What is Gas?
In labor, gas is a combination of oxygen and nitrous oxide. This is also known as laughing gas or entonox. It helps relieve pain during labor and interferes with your body’s stress response, thus reducing anxiety. Laughing gas is inhaled using a mask or mouthpiece that is connected to the gas supply by a tube. Generally, most women inhale the gas during contractions. However, since it takes some time before it starts working, it is advisable to start inhaling it as soon as contractions begin. You can continue breathing in the gas for as long as you want since it is safe for you and the baby.
Advantages Of Using Gas During Labor
Considering that laughing gas has low potency, it remains safe to both the mother and the baby when used. Some of the advantages you enjoy when using laughing gas during labor are such as:
- It does not remain in your body for long
- You get to have a vaginal delivery without much pain
- You can change positions in between contractions
- You are in a position to breathe rhythmically
- You can use it at any stage of labor
- It does not affect your baby
Disadvantages Of Using Laughing Gas
Like any other medical interventions, use of laughing gas during labor does have some risks and disadvantages. They include:
- Feeling drowsy if used by someone using other drugs such as pethidine
- It may fail to work in some women whereby it barely only decreases the pain.
Luckily, gas does not affect the baby in any way. However, it may affect the mother in several ways such as nausea and vomiting or feeling dizzy and light headed. Inhaling a lot of the gas may at worst cause you to be unconscious. It is possible to avoid severe effects by holding the mask on your own.
Where to get it
Gas is not common to all birthing centers.
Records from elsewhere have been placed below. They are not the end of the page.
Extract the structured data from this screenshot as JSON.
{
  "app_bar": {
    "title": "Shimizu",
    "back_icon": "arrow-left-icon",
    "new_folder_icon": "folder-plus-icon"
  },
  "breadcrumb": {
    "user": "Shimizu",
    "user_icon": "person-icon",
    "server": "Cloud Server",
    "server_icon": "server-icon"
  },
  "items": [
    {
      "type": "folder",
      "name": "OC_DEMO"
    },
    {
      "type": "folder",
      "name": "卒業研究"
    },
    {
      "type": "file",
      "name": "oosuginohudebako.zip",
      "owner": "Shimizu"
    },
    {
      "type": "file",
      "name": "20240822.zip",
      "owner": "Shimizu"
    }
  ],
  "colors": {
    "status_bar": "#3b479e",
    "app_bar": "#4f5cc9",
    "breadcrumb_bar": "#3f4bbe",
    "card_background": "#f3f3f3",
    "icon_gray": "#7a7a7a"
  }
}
In fact, it is currently only available at the Aga Khan University Hospital, Nairobi.
#Please note that development differs from one child to another
# Content intended for educational purposes only, and should not be substituted for medical advice from your doctor.
Last reviewed January 2019